The same, only different. That’s what the people want, so they say. But how same and how different? That no one can tell you.
I’m working on the manuscript of Novel #2. Presently, there is much good in it, and much that is not so good in it. The way the book is presently constructed, it has a frame story that takes place in the present, and a mystery of sorts leads one of the characters back in time to previous events. So a substantial amount of the book takes place in the past. And as I was going through the manuscript this time through, it became very clear to me: the parts that were not so good were mostly in the frame-story portion, the portion of the novel set in the present.
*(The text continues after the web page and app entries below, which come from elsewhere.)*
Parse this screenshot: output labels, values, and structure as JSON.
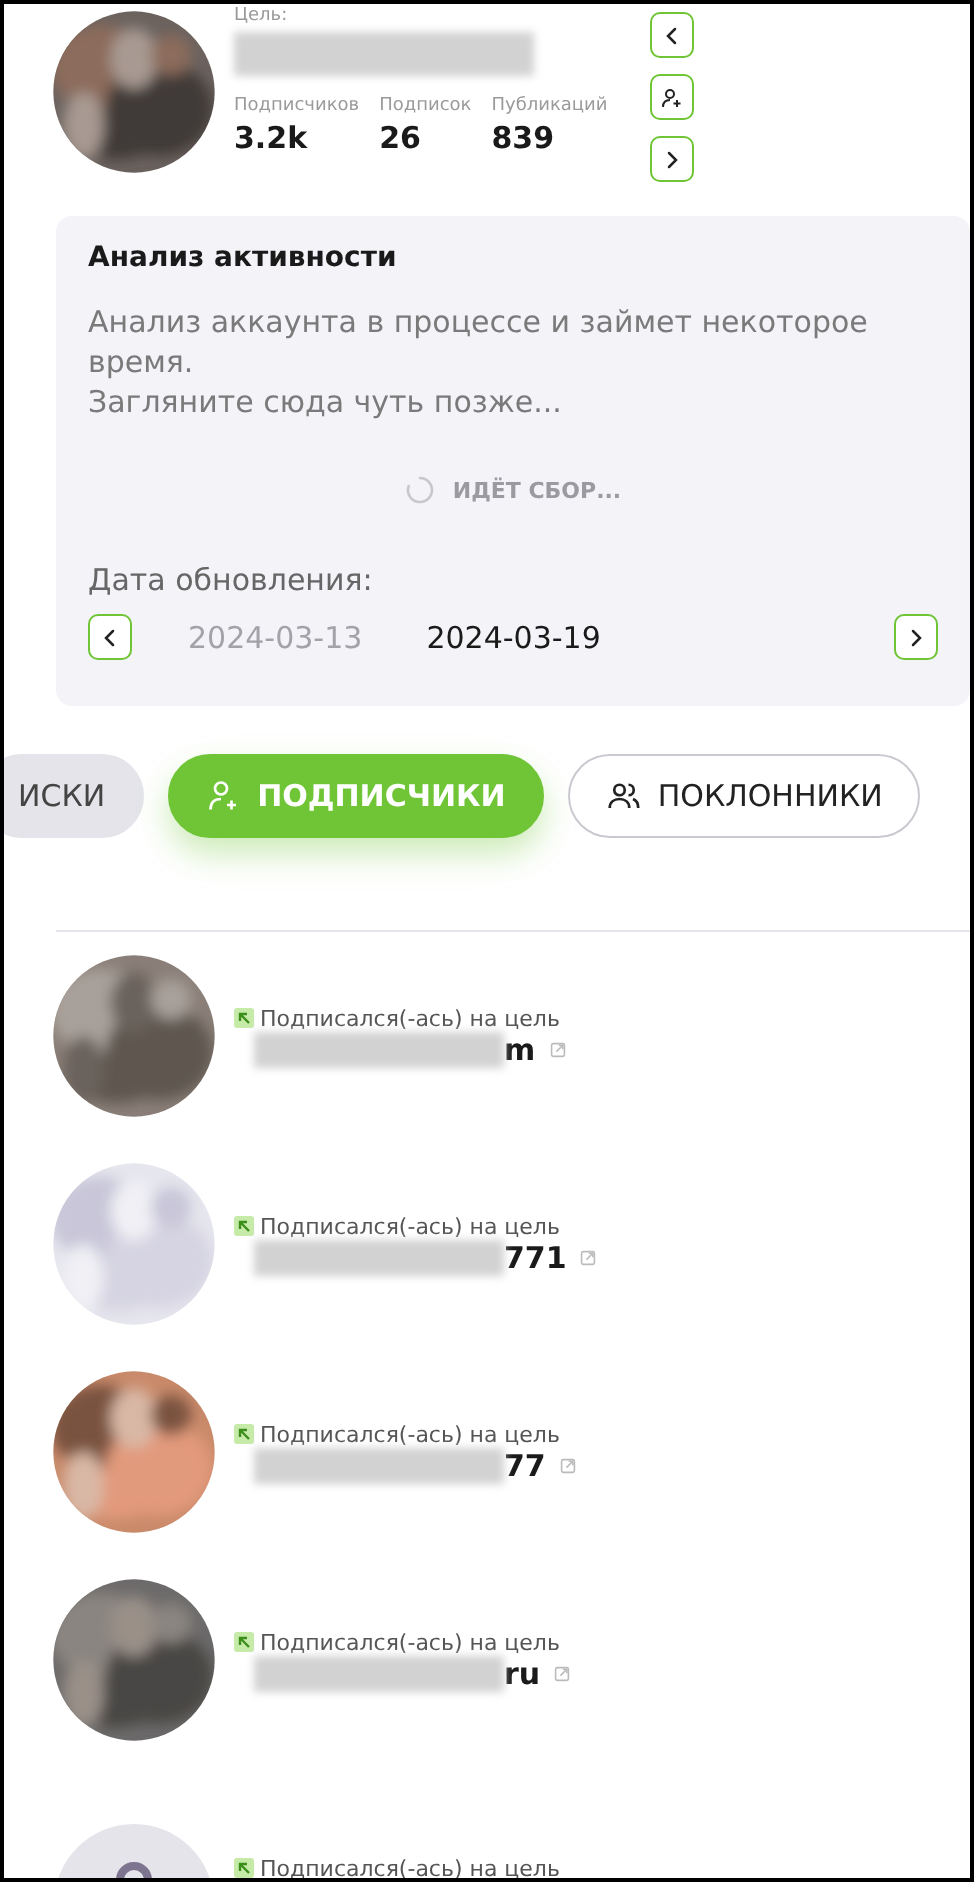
{
  "profile": {
    "label": "Цель:",
    "stats": [
      {
        "label": "Подписчиков",
        "value": "3.2k"
      },
      {
        "label": "Подписок",
        "value": "26"
      },
      {
        "label": "Публикаций",
        "value": "839"
      }
    ],
    "side_buttons": [
      {
        "kind": "prev"
      },
      {
        "kind": "follow"
      },
      {
        "kind": "next"
      }
    ]
  },
  "analysis": {
    "title": "Анализ активности",
    "message": [
      "Анализ аккаунта в процессе и займет некоторое время.",
      "Загляните сюда чуть позже..."
    ],
    "status": "ИДЁТ СБОР...",
    "date_label": "Дата обновления:",
    "dates": [
      {
        "text": "2024-03-13",
        "selected": false
      },
      {
        "text": "2024-03-19",
        "selected": true
      }
    ]
  },
  "tabs": [
    {
      "label": "ИСКИ",
      "kind": "plain",
      "selected": false
    },
    {
      "label": "ПОДПИСЧИКИ",
      "kind": "follow",
      "selected": true
    },
    {
      "label": "ПОКЛОННИКИ",
      "kind": "group",
      "selected": false
    }
  ],
  "followers": [
    {
      "status": "Подписался(-ась) на цель",
      "name": "m",
      "kind": "picture"
    },
    {
      "status": "Подписался(-ась) на цель",
      "name": "771",
      "kind": "picture"
    },
    {
      "status": "Подписался(-ась) на цель",
      "name": "77",
      "kind": "picture"
    },
    {
      "status": "Подписался(-ась) на цель",
      "name": "ru",
      "kind": "picture"
    },
    {
      "status": "Подписался(-ась) на цель",
      "kind": "placeholder"
    }
  ]
}
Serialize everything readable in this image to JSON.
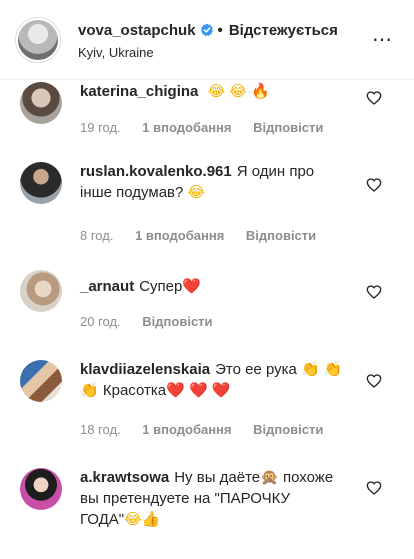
{
  "header": {
    "username": "vova_ostapchuk",
    "separator": "•",
    "follow_label": "Відстежується",
    "location": "Kyiv, Ukraine",
    "more": "⋯"
  },
  "comments": [
    {
      "username": "katerina_chigina",
      "text": "",
      "emojis": [
        "😂",
        "😂",
        "🔥"
      ],
      "time": "19 год.",
      "likes": "1 вподобання",
      "reply": "Відповісти"
    },
    {
      "username": "ruslan.kovalenko.961",
      "text": "Я один про інше подумав?",
      "emojis": [
        "😂"
      ],
      "time": "8 год.",
      "likes": "1 вподобання",
      "reply": "Відповісти"
    },
    {
      "username": "_arnaut",
      "text": "Супер",
      "emojis": [
        "❤️"
      ],
      "time": "20 год.",
      "likes": "",
      "reply": "Відповісти"
    },
    {
      "username": "klavdiiazelenskaia",
      "text": "Это ее рука",
      "emojis": [
        "👏"
      ],
      "text2": "Красотка",
      "emojis_line2_prefix": [
        "👏",
        "👏"
      ],
      "emojis2": [
        "❤️",
        "❤️",
        "❤️"
      ],
      "time": "18 год.",
      "likes": "1 вподобання",
      "reply": "Відповісти"
    },
    {
      "username": "a.krawtsowa",
      "text": "Ну вы даёте",
      "emojis": [
        "🙊"
      ],
      "text2": "похоже вы претендуете на",
      "text3": "\"ПАРОЧКУ ГОДА\"",
      "emojis3": [
        "😂",
        "👍"
      ],
      "time": "",
      "likes": "",
      "reply": ""
    }
  ]
}
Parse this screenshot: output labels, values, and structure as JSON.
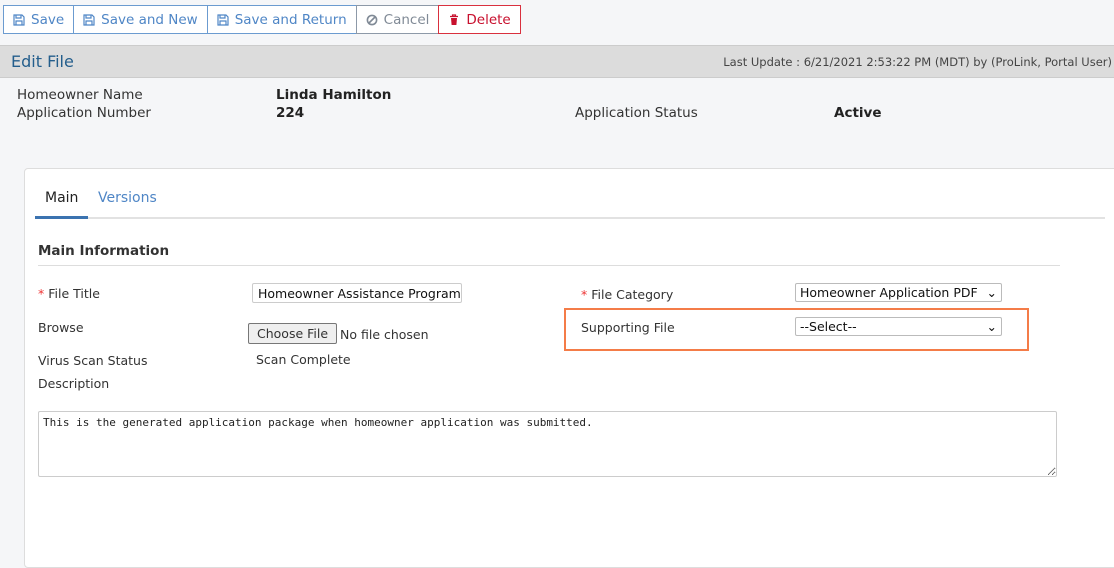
{
  "toolbar": {
    "save": "Save",
    "save_new": "Save and New",
    "save_return": "Save and Return",
    "cancel": "Cancel",
    "delete": "Delete"
  },
  "header": {
    "title": "Edit File",
    "last_update": "Last Update : 6/21/2021 2:53:22 PM (MDT) by (ProLink, Portal User)"
  },
  "summary": {
    "homeowner_label": "Homeowner Name",
    "homeowner": "Linda Hamilton",
    "app_no_label": "Application Number",
    "app_no": "224",
    "status_label": "Application Status",
    "status": "Active"
  },
  "tabs": [
    "Main",
    "Versions"
  ],
  "form": {
    "section": "Main Information",
    "required_mark": "*",
    "file_title_label": "File Title",
    "file_title": "Homeowner Assistance Program Su",
    "browse_label": "Browse",
    "choose_file": "Choose File",
    "no_file": "No file chosen",
    "virus_label": "Virus Scan Status",
    "virus": "Scan Complete",
    "description_label": "Description",
    "description": "This is the generated application package when homeowner application was submitted.",
    "category_label": "File Category",
    "category": "Homeowner Application PDF",
    "supporting_label": "Supporting File",
    "supporting": "--Select--"
  },
  "colors": {
    "accent": "#4f86c6",
    "delete": "#c8102e",
    "highlight": "#f47c48"
  }
}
I tried to understand why this was so. It seemed to me that the characters in the frame story had less dimension, spoke more stiltedly, and seemed overall less real to me. When I first had the impetus to write this book, the incidents in the past are what propelled me to start writing. I grafted on the frame story, because I thought I could make a clever plot connection between the events in the present and the events in the past. And that is where I made my mistake. Because clever is very different from true. And what I’m learning now, for my taste at least, is that truth beats clever every time.
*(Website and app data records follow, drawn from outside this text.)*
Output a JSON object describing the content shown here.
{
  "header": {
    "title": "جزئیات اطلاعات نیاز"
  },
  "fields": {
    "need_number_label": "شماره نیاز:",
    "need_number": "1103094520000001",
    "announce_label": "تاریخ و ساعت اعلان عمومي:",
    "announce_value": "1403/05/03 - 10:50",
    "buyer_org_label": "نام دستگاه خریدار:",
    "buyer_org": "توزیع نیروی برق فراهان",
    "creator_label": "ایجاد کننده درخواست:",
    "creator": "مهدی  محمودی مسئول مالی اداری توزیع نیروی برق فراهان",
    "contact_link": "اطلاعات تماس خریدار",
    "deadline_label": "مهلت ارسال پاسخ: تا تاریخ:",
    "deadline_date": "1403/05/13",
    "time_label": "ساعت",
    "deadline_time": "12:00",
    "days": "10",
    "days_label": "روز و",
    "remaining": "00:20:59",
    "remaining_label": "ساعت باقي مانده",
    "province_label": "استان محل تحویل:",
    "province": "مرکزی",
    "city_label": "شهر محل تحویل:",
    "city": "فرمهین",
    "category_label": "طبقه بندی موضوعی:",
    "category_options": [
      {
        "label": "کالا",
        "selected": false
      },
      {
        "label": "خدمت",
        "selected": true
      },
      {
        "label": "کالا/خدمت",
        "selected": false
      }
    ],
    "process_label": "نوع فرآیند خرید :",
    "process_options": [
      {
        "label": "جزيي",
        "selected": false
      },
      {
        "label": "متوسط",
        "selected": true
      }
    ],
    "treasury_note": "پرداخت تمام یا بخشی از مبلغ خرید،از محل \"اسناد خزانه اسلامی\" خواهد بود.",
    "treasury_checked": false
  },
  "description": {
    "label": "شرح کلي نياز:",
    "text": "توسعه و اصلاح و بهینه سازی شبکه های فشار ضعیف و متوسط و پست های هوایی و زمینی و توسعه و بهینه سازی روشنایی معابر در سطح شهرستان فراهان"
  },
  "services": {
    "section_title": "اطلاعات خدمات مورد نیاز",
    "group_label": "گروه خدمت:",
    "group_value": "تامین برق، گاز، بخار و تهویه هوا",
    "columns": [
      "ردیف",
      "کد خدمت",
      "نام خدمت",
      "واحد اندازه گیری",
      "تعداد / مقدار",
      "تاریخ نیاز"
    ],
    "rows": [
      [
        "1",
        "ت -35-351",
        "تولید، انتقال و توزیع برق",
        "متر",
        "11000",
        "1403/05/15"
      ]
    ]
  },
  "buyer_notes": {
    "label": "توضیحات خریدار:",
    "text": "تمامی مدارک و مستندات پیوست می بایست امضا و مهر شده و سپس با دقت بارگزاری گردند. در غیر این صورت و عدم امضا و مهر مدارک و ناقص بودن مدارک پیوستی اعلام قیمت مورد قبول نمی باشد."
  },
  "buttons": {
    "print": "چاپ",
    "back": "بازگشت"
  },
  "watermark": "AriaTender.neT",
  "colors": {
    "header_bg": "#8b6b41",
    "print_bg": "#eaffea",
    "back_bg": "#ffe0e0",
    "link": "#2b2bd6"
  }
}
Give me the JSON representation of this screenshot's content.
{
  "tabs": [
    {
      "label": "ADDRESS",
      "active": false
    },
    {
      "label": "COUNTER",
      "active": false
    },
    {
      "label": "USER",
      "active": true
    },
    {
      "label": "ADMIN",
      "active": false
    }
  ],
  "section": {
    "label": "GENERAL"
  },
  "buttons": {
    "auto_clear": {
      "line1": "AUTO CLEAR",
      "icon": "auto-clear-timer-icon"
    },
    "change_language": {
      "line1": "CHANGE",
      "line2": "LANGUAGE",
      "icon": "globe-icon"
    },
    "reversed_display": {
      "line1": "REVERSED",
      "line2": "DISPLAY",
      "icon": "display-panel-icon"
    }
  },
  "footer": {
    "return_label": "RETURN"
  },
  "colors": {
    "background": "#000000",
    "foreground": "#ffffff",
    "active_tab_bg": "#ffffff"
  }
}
Not that there is no place for cleverness in a novel. But it can’t be the sole reason for its existence, unless it’s a genre-specific item, like a sci-fi story or a mystery. As an extreme example of this, I recently read a mystery called The Tokyo Murder Mysteries, recommended on one of the magic forums. It’s an extraordinarily clever locked-room style multiple murder mystery whose answer is literally the same as the method to a very clever close-up magic trick involving dollar bills. Now I enjoy this kind of book, it has a great power to amuse and entertain me, but on the other hand it has little power to move me. And if a piece of literary fiction doesn’t move the reader in one way or another, then for me, it hasn’t done its job.
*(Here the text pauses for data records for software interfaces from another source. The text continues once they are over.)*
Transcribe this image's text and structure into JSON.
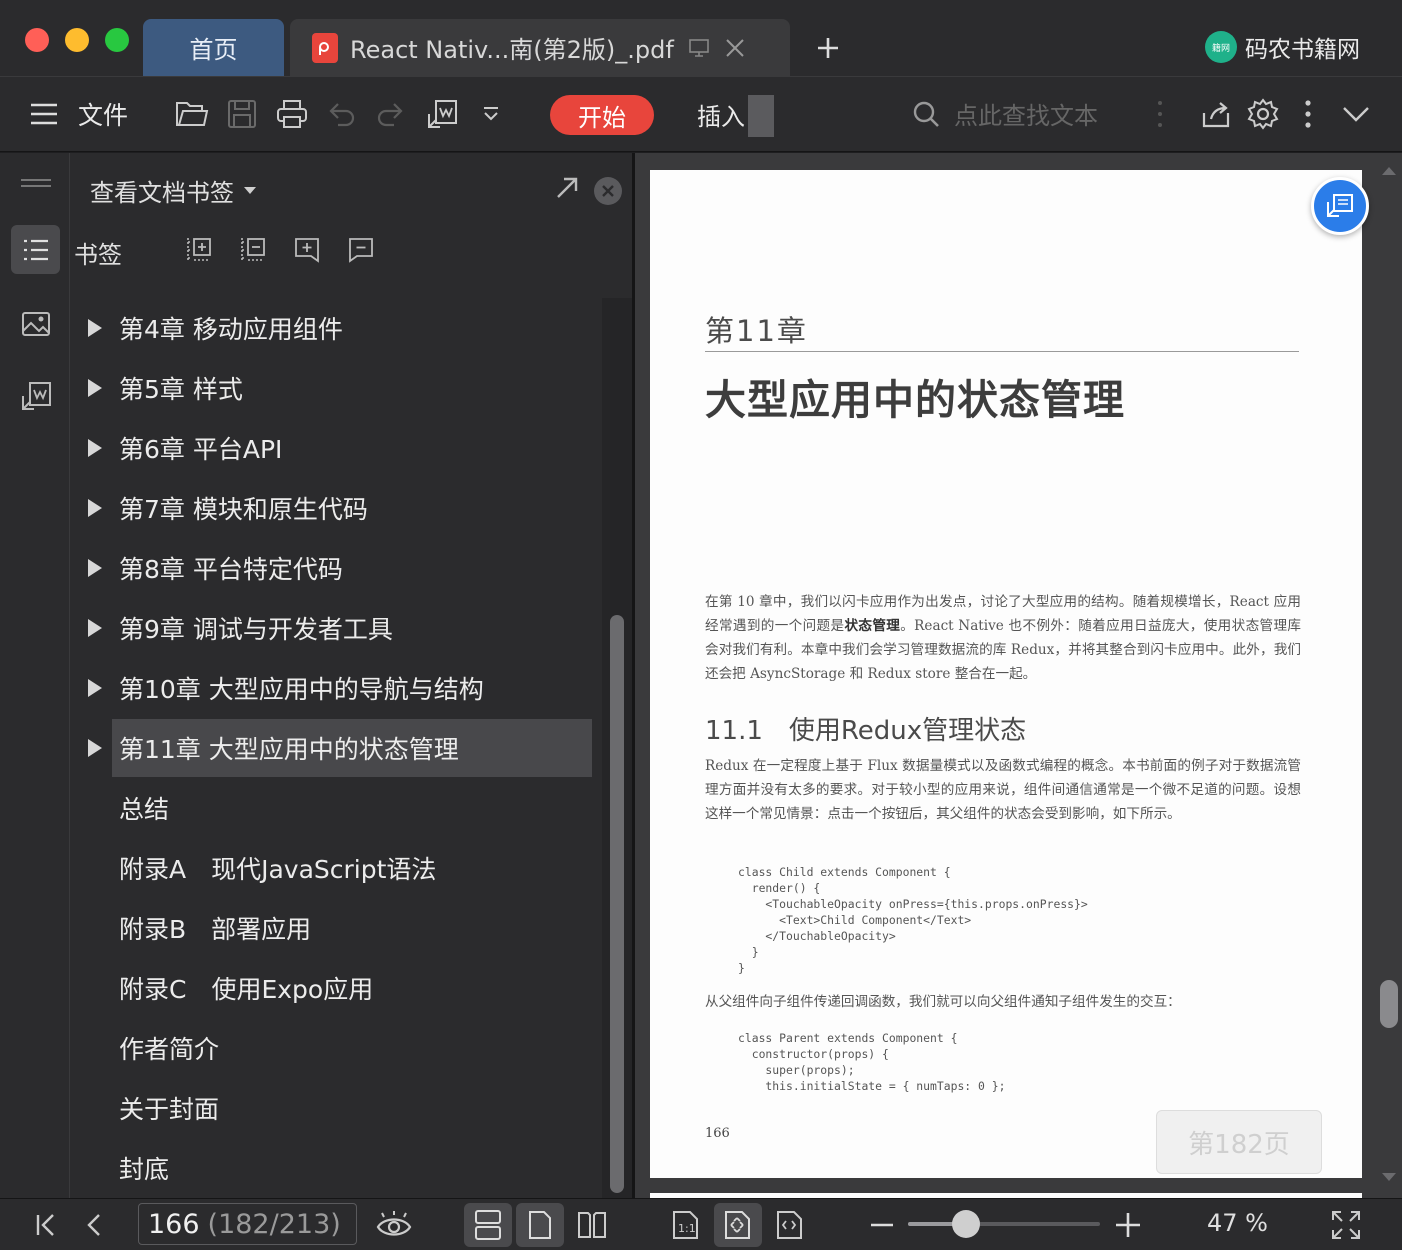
{
  "tabs": {
    "home_label": "首页",
    "document_title": "React Nativ...南(第2版)_.pdf"
  },
  "brand": {
    "name": "码农书籍网",
    "logo_text": "籍网"
  },
  "toolbar": {
    "file_label": "文件",
    "start_label": "开始",
    "insert_label": "插入",
    "search_placeholder": "点此查找文本",
    "icons": [
      "menu-icon",
      "open-folder-icon",
      "save-icon",
      "print-icon",
      "undo-icon",
      "redo-icon",
      "export-icon",
      "dropdown-icon",
      "search-icon",
      "share-icon",
      "settings-icon",
      "more-icon",
      "collapse-icon"
    ]
  },
  "sidebar": {
    "header_label": "查看文档书签",
    "bookmark_label": "书签",
    "items": [
      {
        "label": "第4章 移动应用组件",
        "expandable": true,
        "selected": false
      },
      {
        "label": "第5章 样式",
        "expandable": true,
        "selected": false
      },
      {
        "label": "第6章 平台API",
        "expandable": true,
        "selected": false
      },
      {
        "label": "第7章 模块和原生代码",
        "expandable": true,
        "selected": false
      },
      {
        "label": "第8章 平台特定代码",
        "expandable": true,
        "selected": false
      },
      {
        "label": "第9章 调试与开发者工具",
        "expandable": true,
        "selected": false
      },
      {
        "label": "第10章 大型应用中的导航与结构",
        "expandable": true,
        "selected": false
      },
      {
        "label": "第11章 大型应用中的状态管理",
        "expandable": true,
        "selected": true
      },
      {
        "label": "总结",
        "expandable": false,
        "selected": false
      },
      {
        "label": "附录A　现代JavaScript语法",
        "expandable": false,
        "selected": false
      },
      {
        "label": "附录B　部署应用",
        "expandable": false,
        "selected": false
      },
      {
        "label": "附录C　使用Expo应用",
        "expandable": false,
        "selected": false
      },
      {
        "label": "作者简介",
        "expandable": false,
        "selected": false
      },
      {
        "label": "关于封面",
        "expandable": false,
        "selected": false
      },
      {
        "label": "封底",
        "expandable": false,
        "selected": false
      }
    ]
  },
  "page": {
    "chapter": "第11章",
    "title": "大型应用中的状态管理",
    "intro_before_bold": "在第 10 章中，我们以闪卡应用作为出发点，讨论了大型应用的结构。随着规模增长，React 应用经常遇到的一个问题是",
    "intro_bold": "状态管理",
    "intro_after_bold": "。React Native 也不例外：随着应用日益庞大，使用状态管理库会对我们有利。本章中我们会学习管理数据流的库 Redux，并将其整合到闪卡应用中。此外，我们还会把 AsyncStorage 和 Redux store 整合在一起。",
    "section_number": "11.1",
    "section_title": "使用Redux管理状态",
    "section_para": "Redux 在一定程度上基于 Flux 数据量模式以及函数式编程的概念。本书前面的例子对于数据流管理方面并没有太多的要求。对于较小型的应用来说，组件间通信通常是一个微不足道的问题。设想这样一个常见情景：点击一个按钮后，其父组件的状态会受到影响，如下所示。",
    "code_1": "class Child extends Component {\n  render() {\n    <TouchableOpacity onPress={this.props.onPress}>\n      <Text>Child Component</Text>\n    </TouchableOpacity>\n  }\n}",
    "middle_para": "从父组件向子组件传递回调函数，我们就可以向父组件通知子组件发生的交互：",
    "code_2": "class Parent extends Component {\n  constructor(props) {\n    super(props);\n    this.initialState = { numTaps: 0 };",
    "page_number": "166",
    "page_badge": "第182页"
  },
  "status": {
    "current_page": "166",
    "page_of_total": "(182/213)",
    "zoom_label": "47 %",
    "zoom_fraction": 0.3
  }
}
So what then should literary fiction do, at a minimum? The formulation I came up for myself was that the kind of book I’m interested in reading and writing must speak a recognizable unspoken truth about the human condition. However, that stipulation is necessary, but not sufficient. It can’t keep saying the same thing in the same way as other books. So I amend it to, “To speak a recognizable unspoken truth—in a novel way.”
In a novel way. Oh my goodness, I never—stupid me—never made the connection between the two meanings of the word. A novel is something that talks about life in a novel way. There must be surprise and unpredictability. The same, only different. How much same and how much different? In a genre novel, very likely much of it is the same as others in its genre; if any of the rigid conventions of the genre are broken, it’s quite possible that the reader will feel badly disappointed. On the other hand, the need for surprise somewhere in the book is even greater, because of the necessity of distinguishing itself from the rest of its similar genre-soaked companions. So a genre book depends heavily on one twist, usually at the end, that does all the heavy lifting. If that twist doesn’t work, then the book has little value. To take the murder mystery example above, if the reader doesn’t appreciate the ingenuity of the solution to the multiple murder mystery, then as far as the reader is concerned, the time spent reading has been wasted.
But in literary fiction, the balance is different, there’s much more unpredictability. As a writer I am most happy when I surprise myself as I go along, because I know that if I am happily surprised as I am writing, then perhaps the reader will be pleasantly surprised as well. A tale full of sound and fury that’s been told before in the same way? Well, that signifies nothing.
The balance of those two imperatives—truth and novelty—is something that I must continually weigh as I continue to revise my manuscript. I can’t allow myself to be seduced by one side to the exclusion of the other. There must be both throughout the manuscript.
A novel should speak the recognizable unspoken truth in a novel way.